- **Work to complete**
Write the records below out again word for word, with the pictures removed.

** Exercise data follows **

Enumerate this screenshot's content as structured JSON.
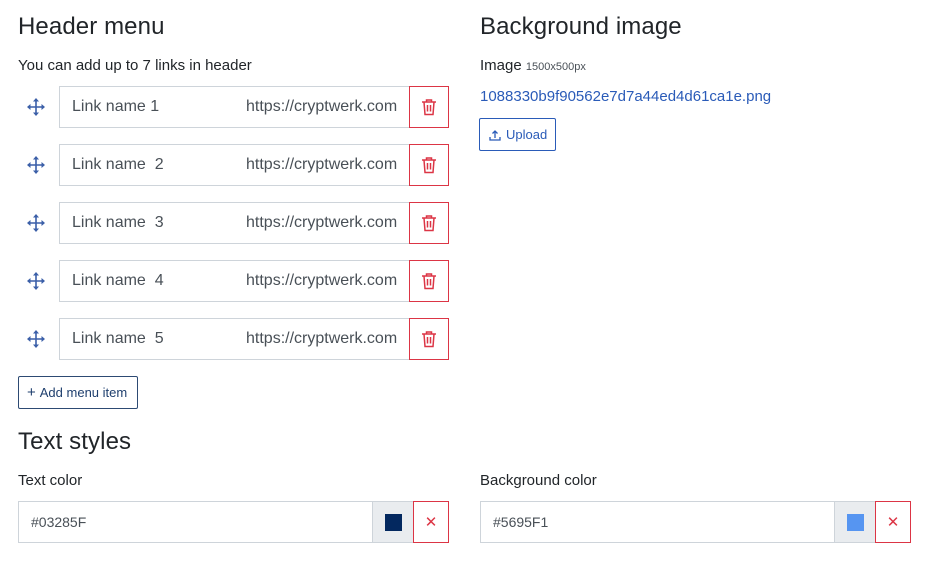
{
  "header_menu": {
    "title": "Header menu",
    "hint": "You can add up to 7 links in header",
    "items": [
      {
        "name": "Link name 1",
        "url": "https://cryptwerk.com"
      },
      {
        "name": "Link name  2",
        "url": "https://cryptwerk.com"
      },
      {
        "name": "Link name  3",
        "url": "https://cryptwerk.com"
      },
      {
        "name": "Link name  4",
        "url": "https://cryptwerk.com"
      },
      {
        "name": "Link name  5",
        "url": "https://cryptwerk.com"
      }
    ],
    "add_label": "Add menu item"
  },
  "background_image": {
    "title": "Background image",
    "image_label": "Image",
    "image_size": "1500x500px",
    "file_name": "1088330b9f90562e7d7a44ed4d61ca1e.png",
    "upload_label": "Upload"
  },
  "text_styles": {
    "title": "Text styles",
    "text_color_label": "Text color",
    "text_color_value": "#03285F",
    "background_color_label": "Background color",
    "background_color_value": "#5695F1"
  },
  "colors": {
    "danger": "#dc3545",
    "accent": "#2a5bb8",
    "drag_icon": "#3b5fa8"
  },
  "icons": {
    "drag": "move-arrows-icon",
    "delete": "trash-icon",
    "add": "plus-icon",
    "upload": "upload-icon",
    "clear": "close-icon"
  }
}
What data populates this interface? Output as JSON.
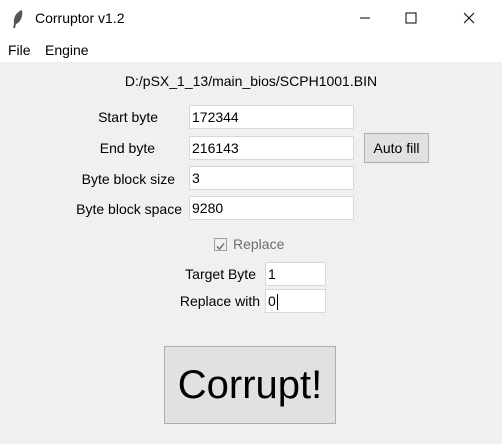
{
  "window": {
    "title": "Corruptor v1.2",
    "app_icon": "feather-icon",
    "controls": [
      "minimize-icon",
      "maximize-icon",
      "close-icon"
    ]
  },
  "menubar": {
    "items": [
      "File",
      "Engine"
    ]
  },
  "main": {
    "file_path": "D:/pSX_1_13/main_bios/SCPH1001.BIN",
    "start_byte": {
      "label": "Start byte",
      "value": "172344"
    },
    "end_byte": {
      "label": "End byte",
      "value": "216143"
    },
    "block_size": {
      "label": "Byte block size",
      "value": "3"
    },
    "block_space": {
      "label": "Byte block space",
      "value": "9280"
    },
    "auto_fill_label": "Auto fill",
    "replace": {
      "label": "Replace",
      "checked": true,
      "enabled": false
    },
    "target_byte": {
      "label": "Target Byte",
      "value": "1"
    },
    "replace_with": {
      "label": "Replace with",
      "value": "0"
    },
    "corrupt_label": "Corrupt!"
  }
}
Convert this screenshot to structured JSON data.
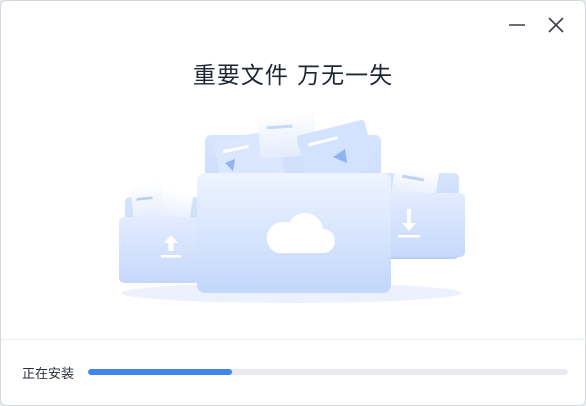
{
  "window": {
    "headline": "重要文件 万无一失",
    "controls": {
      "minimize_icon": "minus-icon",
      "close_icon": "x-icon"
    }
  },
  "illustration": {
    "icons": [
      "folder-upload-icon",
      "folder-cloud-icon",
      "folder-download-icon",
      "cloud-icon"
    ]
  },
  "install": {
    "status_text": "正在安装",
    "progress_fraction": 0.3
  },
  "colors": {
    "accent": "#3f86f2",
    "track": "#e7e9ee",
    "folder_light": "#eaf1ff",
    "folder_mid": "#bcd3fb",
    "text": "#1f2633"
  }
}
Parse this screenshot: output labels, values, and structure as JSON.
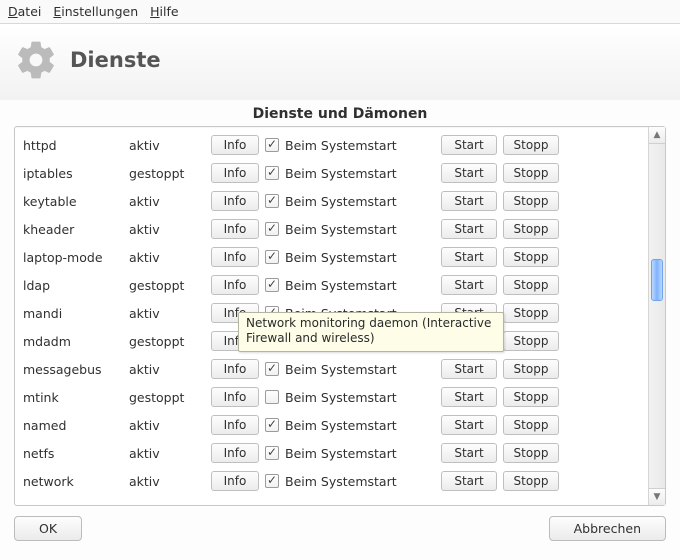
{
  "menu": {
    "file_prefix": "D",
    "file_rest": "atei",
    "settings_prefix": "E",
    "settings_rest": "instellungen",
    "help_prefix": "H",
    "help_rest": "ilfe"
  },
  "header": {
    "title": "Dienste"
  },
  "section_title": "Dienste und Dämonen",
  "labels": {
    "info": "Info",
    "boot": "Beim Systemstart",
    "start": "Start",
    "stop": "Stopp",
    "ok": "OK",
    "cancel": "Abbrechen"
  },
  "tooltip": "Network monitoring daemon (Interactive Firewall and wireless)",
  "services": [
    {
      "name": "httpd",
      "status": "aktiv",
      "boot": true
    },
    {
      "name": "iptables",
      "status": "gestoppt",
      "boot": true
    },
    {
      "name": "keytable",
      "status": "aktiv",
      "boot": true
    },
    {
      "name": "kheader",
      "status": "aktiv",
      "boot": true
    },
    {
      "name": "laptop-mode",
      "status": "aktiv",
      "boot": true
    },
    {
      "name": "ldap",
      "status": "gestoppt",
      "boot": true
    },
    {
      "name": "mandi",
      "status": "aktiv",
      "boot": true
    },
    {
      "name": "mdadm",
      "status": "gestoppt",
      "boot": true
    },
    {
      "name": "messagebus",
      "status": "aktiv",
      "boot": true
    },
    {
      "name": "mtink",
      "status": "gestoppt",
      "boot": false
    },
    {
      "name": "named",
      "status": "aktiv",
      "boot": true
    },
    {
      "name": "netfs",
      "status": "aktiv",
      "boot": true
    },
    {
      "name": "network",
      "status": "aktiv",
      "boot": true
    }
  ]
}
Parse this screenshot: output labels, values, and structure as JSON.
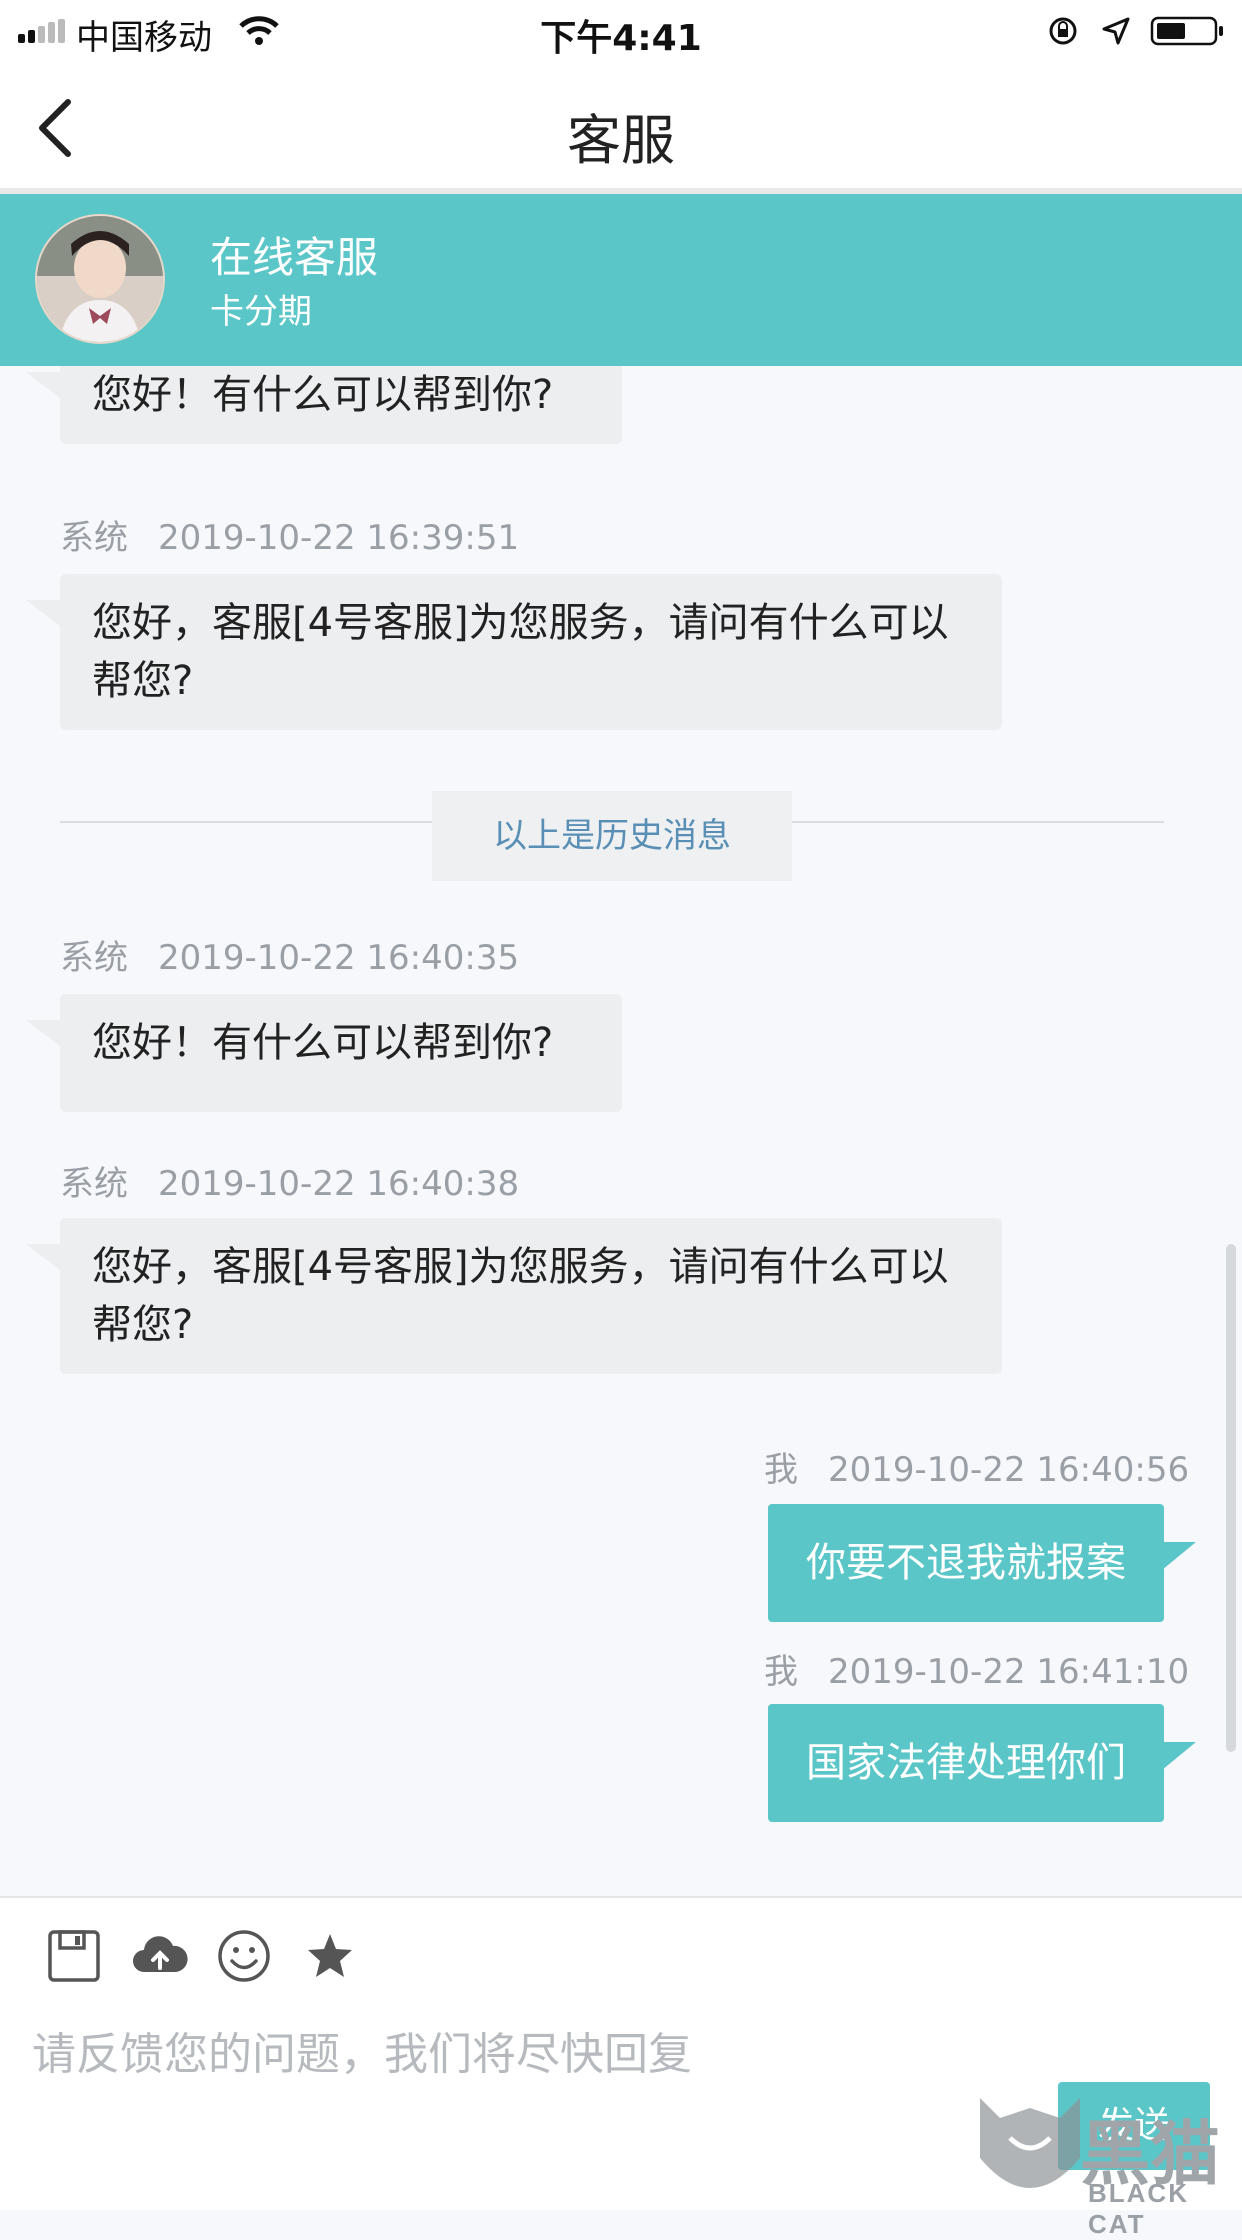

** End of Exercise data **

- **Exercise answer**
Enumerate this screenshot's content as structured JSON.
{
  "header_menu": {
    "title": "Header menu",
    "hint": "You can add up to 7 links in header",
    "items": [
      {
        "name": "Link name 1",
        "url": "https://cryptwerk.com"
      },
      {
        "name": "Link name  2",
        "url": "https://cryptwerk.com"
      },
      {
        "name": "Link name  3",
        "url": "https://cryptwerk.com"
      },
      {
        "name": "Link name  4",
        "url": "https://cryptwerk.com"
      },
      {
        "name": "Link name  5",
        "url": "https://cryptwerk.com"
      }
    ],
    "add_label": "Add menu item"
  },
  "background_image": {
    "title": "Background image",
    "image_label": "Image",
    "image_size": "1500x500px",
    "file_name": "1088330b9f90562e7d7a44ed4d61ca1e.png",
    "upload_label": "Upload"
  },
  "text_styles": {
    "title": "Text styles",
    "text_color_label": "Text color",
    "text_color_value": "#03285F",
    "background_color_label": "Background color",
    "background_color_value": "#5695F1"
  },
  "colors": {
    "danger": "#dc3545",
    "accent": "#2a5bb8",
    "drag_icon": "#3b5fa8"
  },
  "icons": {
    "drag": "move-arrows-icon",
    "delete": "trash-icon",
    "add": "plus-icon",
    "upload": "upload-icon",
    "clear": "close-icon"
  }
}
What data populates this interface? Output as JSON.
{
  "window": {
    "title": "Corruptor v1.2",
    "app_icon": "feather-icon",
    "controls": [
      "minimize-icon",
      "maximize-icon",
      "close-icon"
    ]
  },
  "menubar": {
    "items": [
      "File",
      "Engine"
    ]
  },
  "main": {
    "file_path": "D:/pSX_1_13/main_bios/SCPH1001.BIN",
    "start_byte": {
      "label": "Start byte",
      "value": "172344"
    },
    "end_byte": {
      "label": "End byte",
      "value": "216143"
    },
    "block_size": {
      "label": "Byte block size",
      "value": "3"
    },
    "block_space": {
      "label": "Byte block space",
      "value": "9280"
    },
    "auto_fill_label": "Auto fill",
    "replace": {
      "label": "Replace",
      "checked": true,
      "enabled": false
    },
    "target_byte": {
      "label": "Target Byte",
      "value": "1"
    },
    "replace_with": {
      "label": "Replace with",
      "value": "0"
    },
    "corrupt_label": "Corrupt!"
  }
}
Convert this screenshot to structured JSON data.
{
  "window": {
    "headline": "重要文件 万无一失",
    "controls": {
      "minimize_icon": "minus-icon",
      "close_icon": "x-icon"
    }
  },
  "illustration": {
    "icons": [
      "folder-upload-icon",
      "folder-cloud-icon",
      "folder-download-icon",
      "cloud-icon"
    ]
  },
  "install": {
    "status_text": "正在安装",
    "progress_fraction": 0.3
  },
  "colors": {
    "accent": "#3f86f2",
    "track": "#e7e9ee",
    "folder_light": "#eaf1ff",
    "folder_mid": "#bcd3fb",
    "text": "#1f2633"
  }
}
Parse this screenshot: output labels, values, and structure as JSON.
{
  "menu": {
    "file_prefix": "D",
    "file_rest": "atei",
    "settings_prefix": "E",
    "settings_rest": "instellungen",
    "help_prefix": "H",
    "help_rest": "ilfe"
  },
  "header": {
    "title": "Dienste"
  },
  "section_title": "Dienste und Dämonen",
  "labels": {
    "info": "Info",
    "boot": "Beim Systemstart",
    "start": "Start",
    "stop": "Stopp",
    "ok": "OK",
    "cancel": "Abbrechen"
  },
  "tooltip": "Network monitoring daemon (Interactive Firewall and wireless)",
  "services": [
    {
      "name": "httpd",
      "status": "aktiv",
      "boot": true
    },
    {
      "name": "iptables",
      "status": "gestoppt",
      "boot": true
    },
    {
      "name": "keytable",
      "status": "aktiv",
      "boot": true
    },
    {
      "name": "kheader",
      "status": "aktiv",
      "boot": true
    },
    {
      "name": "laptop-mode",
      "status": "aktiv",
      "boot": true
    },
    {
      "name": "ldap",
      "status": "gestoppt",
      "boot": true
    },
    {
      "name": "mandi",
      "status": "aktiv",
      "boot": true
    },
    {
      "name": "mdadm",
      "status": "gestoppt",
      "boot": true
    },
    {
      "name": "messagebus",
      "status": "aktiv",
      "boot": true
    },
    {
      "name": "mtink",
      "status": "gestoppt",
      "boot": false
    },
    {
      "name": "named",
      "status": "aktiv",
      "boot": true
    },
    {
      "name": "netfs",
      "status": "aktiv",
      "boot": true
    },
    {
      "name": "network",
      "status": "aktiv",
      "boot": true
    }
  ]
}
Parse this screenshot: output labels, values, and structure as JSON.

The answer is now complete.